Affordable childcare difficult for grad students to find

Every month, David Salas-De La Cruz spends $900 to leave his nine-month-old son in a day care three days a week.

For families with two working parents, the cost of day care is usually manageable. But for graduate students like Salas-De La Cruz, a Ph.D. student in the engineering school, affordable childcare can be much more difficult to come by.

Three graduate students brought the issue to the Graduate and Professional Student Assembly on Wednesday night in a resolution that will be brought to the administration.

Nicole Thorpe, GAPSA vice chairwoman for Student Life and a master’s student at the School of Design, drafted the resolution, along with Susan Haas, a Ph.D. student in Annenberg and Jacqui Simonet, a Ph.D. student in the medical school.

They urged the university to prioritize finding additional space near campus for affordable childcare facilities and to create a Family Resource Center.
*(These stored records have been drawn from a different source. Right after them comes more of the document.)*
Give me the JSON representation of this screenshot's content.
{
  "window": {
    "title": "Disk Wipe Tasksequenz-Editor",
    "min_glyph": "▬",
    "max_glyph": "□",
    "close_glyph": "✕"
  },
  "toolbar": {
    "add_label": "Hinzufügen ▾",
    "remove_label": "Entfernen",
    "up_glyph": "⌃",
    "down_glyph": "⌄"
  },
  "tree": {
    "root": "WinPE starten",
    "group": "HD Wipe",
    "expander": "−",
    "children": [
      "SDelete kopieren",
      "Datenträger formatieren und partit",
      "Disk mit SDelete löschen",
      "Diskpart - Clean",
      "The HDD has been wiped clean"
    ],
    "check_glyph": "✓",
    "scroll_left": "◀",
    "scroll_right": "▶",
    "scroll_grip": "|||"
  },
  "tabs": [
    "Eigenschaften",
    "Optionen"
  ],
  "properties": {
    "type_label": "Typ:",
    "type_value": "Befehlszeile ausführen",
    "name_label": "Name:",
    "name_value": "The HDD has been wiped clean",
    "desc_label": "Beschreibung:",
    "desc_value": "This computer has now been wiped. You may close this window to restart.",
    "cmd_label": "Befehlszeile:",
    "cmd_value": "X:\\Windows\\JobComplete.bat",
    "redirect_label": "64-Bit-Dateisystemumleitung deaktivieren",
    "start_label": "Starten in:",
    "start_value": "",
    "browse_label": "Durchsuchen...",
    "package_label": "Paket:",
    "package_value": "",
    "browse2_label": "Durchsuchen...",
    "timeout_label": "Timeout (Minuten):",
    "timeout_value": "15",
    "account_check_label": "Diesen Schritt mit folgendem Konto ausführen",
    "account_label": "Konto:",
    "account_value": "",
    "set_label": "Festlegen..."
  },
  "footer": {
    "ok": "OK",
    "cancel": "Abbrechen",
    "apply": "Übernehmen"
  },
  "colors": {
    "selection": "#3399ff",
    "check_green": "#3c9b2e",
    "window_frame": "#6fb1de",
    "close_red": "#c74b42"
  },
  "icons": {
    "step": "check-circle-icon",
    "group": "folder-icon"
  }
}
They also hope Penn will extend PennCard privileges to children of students so that they can use libraries, recreational and transit services.

Many graduate students have been forced to leave their children at expensive day care centers, which are usually difficult to get into due to long waiting lists. Some international students have brought their parents over from their home countries to care for their children.

“The university has a lot of property and resources which could be utilized to solve this issue,” Haas said. “This is a problem not only for students but also for staff and faculty members with children. A lot of other institutes with lesser resources have provided these facilities to retain students.”

Thorpe added that the lack of resources makes Penn a “less attractive” choice for some graduate students.

GAPSA also asked that the university gather accurate data about the number of students with children. According to a 2004 GAPSA survey, 400 students had children and 120 were either pregnant or thinking of starting a family.

The issue of family space for graduate students is not a new one. Since Mayer Hall – the only dedicated family student housing at Penn – was annexed by Stouffer College House in 1999, no alternative housing has been provided by the university to graduate students with children.

Thorpe said graduate students have since been housed in Sansom East and West, neither of which provide family-oriented living space.

“It is extremely important to juggle student and family life properly,” said Felicity Paxton, director of Penn’s Women Center.

Paxton said that the PWC does not have enough space to accommodate children, but recently does have a nursing room and two parenting groups that are open to all members of the community.

“The administration is generally receptive and this issue should be resolved soon,” said GAPSA chairman Andrew Rennekamp, a Ph.D. student in the medical school.

Haas, a single parent herself, summed it up: “It is a kind of invisibility and we need the university to prioritize us. We are tired of being invisible.”